Yet another new file-system being worked on for the Linux/open-source world is NVFS and has been spearheaded by a Red Hat engineer.
NVFS aims to be a speedy file-system for persistent memory like Intel Optane DCPMM. NVFS is geared for use on DAX-based (direct access) devices and maps the entire device into a linear address space that bypasses the Linux kernel’s block layer and buffer cache.
I understood some of those words.
I think the point is that today’s file-systems are still geared towards rotating media that are accessed in blocks of data. But with modern storage beginning to approximate RAM, it can just be accessed the same way we access memory – directly by addresses, with those addresses being mapped as part of main memory. Of course, we’ve always had memory-mapped drive storage, but it was on top of the underlying file-system – block-based access. And, even in RAM access, we still tend to read chunks and cache recent used data, but the move is towards there not being a difference between “main” memory and “storage” memory. We are approaching the point where main memory may not “go away” when the power is removed.
It’s funny because, in many 80’s and 90’s devices, there was no main and storage memory – PDA’s, etc. Application executed in place in memory, which didn’t erase when the device was turned off. Of course, it was slow. We may now have that same state, but with it very fast.

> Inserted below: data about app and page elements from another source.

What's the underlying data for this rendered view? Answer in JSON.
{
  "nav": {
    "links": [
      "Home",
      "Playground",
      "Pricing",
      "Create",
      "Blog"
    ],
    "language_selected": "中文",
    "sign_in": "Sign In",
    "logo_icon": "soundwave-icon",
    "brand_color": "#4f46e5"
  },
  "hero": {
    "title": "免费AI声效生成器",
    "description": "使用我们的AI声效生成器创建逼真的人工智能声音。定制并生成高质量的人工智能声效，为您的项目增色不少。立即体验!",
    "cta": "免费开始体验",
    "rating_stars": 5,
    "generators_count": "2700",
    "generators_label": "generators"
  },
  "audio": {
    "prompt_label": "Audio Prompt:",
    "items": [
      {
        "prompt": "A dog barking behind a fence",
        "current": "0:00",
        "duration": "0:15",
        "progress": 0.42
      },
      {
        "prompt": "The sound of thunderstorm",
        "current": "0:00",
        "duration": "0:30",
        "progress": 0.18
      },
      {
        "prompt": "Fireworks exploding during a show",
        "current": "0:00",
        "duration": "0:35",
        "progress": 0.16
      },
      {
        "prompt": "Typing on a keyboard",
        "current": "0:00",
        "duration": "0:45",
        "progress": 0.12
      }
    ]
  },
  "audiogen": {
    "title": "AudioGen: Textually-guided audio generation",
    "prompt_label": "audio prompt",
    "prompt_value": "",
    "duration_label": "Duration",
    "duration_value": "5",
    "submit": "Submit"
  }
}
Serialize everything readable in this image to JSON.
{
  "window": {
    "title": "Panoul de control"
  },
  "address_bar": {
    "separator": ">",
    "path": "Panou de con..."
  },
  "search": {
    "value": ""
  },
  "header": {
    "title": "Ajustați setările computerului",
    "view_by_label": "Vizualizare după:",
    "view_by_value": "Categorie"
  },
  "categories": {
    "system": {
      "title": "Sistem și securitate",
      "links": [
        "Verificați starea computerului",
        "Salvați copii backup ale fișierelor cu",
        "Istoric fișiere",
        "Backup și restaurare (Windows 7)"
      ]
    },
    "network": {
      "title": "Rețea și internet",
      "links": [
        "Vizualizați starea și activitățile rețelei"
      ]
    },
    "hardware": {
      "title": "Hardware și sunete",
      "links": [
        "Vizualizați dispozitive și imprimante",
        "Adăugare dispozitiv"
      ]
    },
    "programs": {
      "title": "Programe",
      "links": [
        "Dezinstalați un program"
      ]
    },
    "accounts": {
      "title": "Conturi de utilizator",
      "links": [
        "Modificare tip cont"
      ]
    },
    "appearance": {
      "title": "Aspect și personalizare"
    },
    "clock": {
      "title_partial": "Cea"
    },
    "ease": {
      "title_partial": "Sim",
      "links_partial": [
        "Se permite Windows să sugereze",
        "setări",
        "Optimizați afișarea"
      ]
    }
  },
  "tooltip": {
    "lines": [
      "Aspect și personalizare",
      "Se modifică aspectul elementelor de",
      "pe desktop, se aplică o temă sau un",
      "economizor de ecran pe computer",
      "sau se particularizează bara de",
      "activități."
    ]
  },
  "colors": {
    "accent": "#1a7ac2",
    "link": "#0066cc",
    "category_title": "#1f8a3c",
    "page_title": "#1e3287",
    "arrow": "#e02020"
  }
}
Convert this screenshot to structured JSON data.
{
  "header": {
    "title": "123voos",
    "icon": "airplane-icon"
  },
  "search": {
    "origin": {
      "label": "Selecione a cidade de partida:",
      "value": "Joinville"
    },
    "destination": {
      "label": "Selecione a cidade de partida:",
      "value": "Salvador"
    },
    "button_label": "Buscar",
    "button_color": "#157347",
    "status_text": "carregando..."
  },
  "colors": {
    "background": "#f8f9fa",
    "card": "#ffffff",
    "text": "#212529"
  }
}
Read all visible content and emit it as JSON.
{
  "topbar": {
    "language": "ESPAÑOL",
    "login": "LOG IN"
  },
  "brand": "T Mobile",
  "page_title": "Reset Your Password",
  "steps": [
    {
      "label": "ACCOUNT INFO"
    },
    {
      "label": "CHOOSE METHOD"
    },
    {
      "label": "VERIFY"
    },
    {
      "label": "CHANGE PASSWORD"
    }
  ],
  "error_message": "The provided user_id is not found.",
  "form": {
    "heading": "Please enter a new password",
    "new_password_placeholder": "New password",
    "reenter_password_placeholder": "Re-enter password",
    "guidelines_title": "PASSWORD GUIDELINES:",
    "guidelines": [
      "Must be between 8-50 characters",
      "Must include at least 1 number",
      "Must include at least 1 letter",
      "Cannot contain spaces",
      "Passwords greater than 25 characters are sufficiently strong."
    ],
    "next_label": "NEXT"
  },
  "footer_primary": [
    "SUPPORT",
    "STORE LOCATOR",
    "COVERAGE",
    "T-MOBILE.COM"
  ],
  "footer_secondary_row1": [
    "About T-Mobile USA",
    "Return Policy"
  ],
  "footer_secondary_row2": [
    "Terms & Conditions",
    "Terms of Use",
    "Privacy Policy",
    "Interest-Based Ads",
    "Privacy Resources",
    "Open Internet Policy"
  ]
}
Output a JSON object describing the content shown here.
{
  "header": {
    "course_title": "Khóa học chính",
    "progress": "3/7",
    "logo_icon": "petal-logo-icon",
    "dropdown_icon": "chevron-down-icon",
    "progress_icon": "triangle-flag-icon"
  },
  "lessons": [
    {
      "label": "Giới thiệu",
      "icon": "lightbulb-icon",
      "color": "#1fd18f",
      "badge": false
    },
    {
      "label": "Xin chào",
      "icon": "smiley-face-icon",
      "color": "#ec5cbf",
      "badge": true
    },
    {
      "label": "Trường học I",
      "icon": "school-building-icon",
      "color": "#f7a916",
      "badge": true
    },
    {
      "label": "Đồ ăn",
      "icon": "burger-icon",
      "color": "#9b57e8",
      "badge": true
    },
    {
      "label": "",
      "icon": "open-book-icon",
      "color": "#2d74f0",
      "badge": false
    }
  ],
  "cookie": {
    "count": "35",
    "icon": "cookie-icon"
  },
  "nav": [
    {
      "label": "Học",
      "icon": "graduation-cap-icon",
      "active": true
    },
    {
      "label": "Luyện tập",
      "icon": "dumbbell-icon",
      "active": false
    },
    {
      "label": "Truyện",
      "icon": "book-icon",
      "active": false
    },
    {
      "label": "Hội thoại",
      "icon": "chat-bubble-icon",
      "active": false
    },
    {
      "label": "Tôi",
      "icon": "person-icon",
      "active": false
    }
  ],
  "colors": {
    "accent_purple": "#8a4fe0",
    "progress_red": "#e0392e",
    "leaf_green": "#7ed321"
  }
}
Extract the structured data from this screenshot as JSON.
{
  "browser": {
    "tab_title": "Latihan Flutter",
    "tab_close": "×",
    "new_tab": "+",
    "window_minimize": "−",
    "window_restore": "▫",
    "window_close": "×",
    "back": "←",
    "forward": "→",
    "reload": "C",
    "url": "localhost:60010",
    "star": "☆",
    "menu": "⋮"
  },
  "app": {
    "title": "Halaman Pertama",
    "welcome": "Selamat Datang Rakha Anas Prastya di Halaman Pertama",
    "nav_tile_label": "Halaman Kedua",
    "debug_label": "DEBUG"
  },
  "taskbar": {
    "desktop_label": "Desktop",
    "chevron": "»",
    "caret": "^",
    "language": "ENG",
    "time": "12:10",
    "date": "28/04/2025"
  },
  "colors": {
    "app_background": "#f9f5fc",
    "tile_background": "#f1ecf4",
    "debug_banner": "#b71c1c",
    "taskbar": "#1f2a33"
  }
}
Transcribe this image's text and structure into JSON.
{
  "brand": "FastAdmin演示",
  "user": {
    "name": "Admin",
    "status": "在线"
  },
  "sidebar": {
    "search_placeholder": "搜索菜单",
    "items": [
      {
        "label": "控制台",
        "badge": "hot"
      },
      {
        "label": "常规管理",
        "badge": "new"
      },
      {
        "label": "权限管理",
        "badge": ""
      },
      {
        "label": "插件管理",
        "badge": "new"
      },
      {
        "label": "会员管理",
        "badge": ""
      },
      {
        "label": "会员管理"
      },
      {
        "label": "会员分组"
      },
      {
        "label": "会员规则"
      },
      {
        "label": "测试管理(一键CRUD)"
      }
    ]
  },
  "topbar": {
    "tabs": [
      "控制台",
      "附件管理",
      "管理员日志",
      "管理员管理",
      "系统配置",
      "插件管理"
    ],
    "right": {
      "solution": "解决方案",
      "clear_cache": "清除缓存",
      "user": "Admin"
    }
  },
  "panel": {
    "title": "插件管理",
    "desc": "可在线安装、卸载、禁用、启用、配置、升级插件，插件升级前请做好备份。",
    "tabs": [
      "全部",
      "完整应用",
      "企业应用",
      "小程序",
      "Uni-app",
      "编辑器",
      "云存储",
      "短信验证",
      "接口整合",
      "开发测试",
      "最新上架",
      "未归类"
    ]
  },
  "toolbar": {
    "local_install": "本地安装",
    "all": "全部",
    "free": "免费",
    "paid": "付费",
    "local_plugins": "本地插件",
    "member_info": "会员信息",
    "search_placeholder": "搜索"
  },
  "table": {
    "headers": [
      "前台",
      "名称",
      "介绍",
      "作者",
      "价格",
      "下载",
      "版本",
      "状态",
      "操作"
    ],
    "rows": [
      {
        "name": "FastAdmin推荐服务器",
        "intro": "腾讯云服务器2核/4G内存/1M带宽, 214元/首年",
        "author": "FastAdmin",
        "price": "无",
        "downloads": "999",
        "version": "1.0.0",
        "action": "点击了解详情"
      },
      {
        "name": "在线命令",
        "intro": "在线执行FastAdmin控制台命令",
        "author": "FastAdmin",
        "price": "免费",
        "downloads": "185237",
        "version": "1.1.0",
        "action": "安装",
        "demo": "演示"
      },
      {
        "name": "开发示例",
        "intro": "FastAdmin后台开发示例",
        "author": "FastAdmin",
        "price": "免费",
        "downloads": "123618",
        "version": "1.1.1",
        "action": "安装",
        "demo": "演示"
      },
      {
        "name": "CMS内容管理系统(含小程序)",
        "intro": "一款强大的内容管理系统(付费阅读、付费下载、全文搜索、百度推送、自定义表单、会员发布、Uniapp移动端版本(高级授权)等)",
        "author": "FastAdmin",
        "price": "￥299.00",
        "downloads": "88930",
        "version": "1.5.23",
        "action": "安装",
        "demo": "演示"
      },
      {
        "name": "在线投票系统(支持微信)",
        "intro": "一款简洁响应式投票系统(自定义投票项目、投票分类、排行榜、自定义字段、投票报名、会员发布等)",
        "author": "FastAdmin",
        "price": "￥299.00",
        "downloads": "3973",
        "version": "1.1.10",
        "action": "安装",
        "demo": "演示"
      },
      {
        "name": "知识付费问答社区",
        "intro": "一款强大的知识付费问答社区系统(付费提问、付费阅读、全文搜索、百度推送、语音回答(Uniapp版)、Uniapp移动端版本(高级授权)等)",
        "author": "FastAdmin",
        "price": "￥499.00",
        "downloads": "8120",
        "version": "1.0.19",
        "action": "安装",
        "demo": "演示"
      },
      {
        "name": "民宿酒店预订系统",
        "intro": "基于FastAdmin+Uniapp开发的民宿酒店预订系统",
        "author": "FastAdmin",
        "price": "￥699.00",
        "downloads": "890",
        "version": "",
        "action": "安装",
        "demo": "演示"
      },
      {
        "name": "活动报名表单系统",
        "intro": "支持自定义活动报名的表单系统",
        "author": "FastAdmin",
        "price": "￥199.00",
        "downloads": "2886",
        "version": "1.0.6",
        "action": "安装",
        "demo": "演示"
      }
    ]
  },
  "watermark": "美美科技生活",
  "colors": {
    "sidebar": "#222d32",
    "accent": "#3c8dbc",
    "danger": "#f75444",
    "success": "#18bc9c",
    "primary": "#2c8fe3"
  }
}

However, I think there will always be some kind of long-term or offline storage, but that may be just for archival purposes, with an occasional fetch.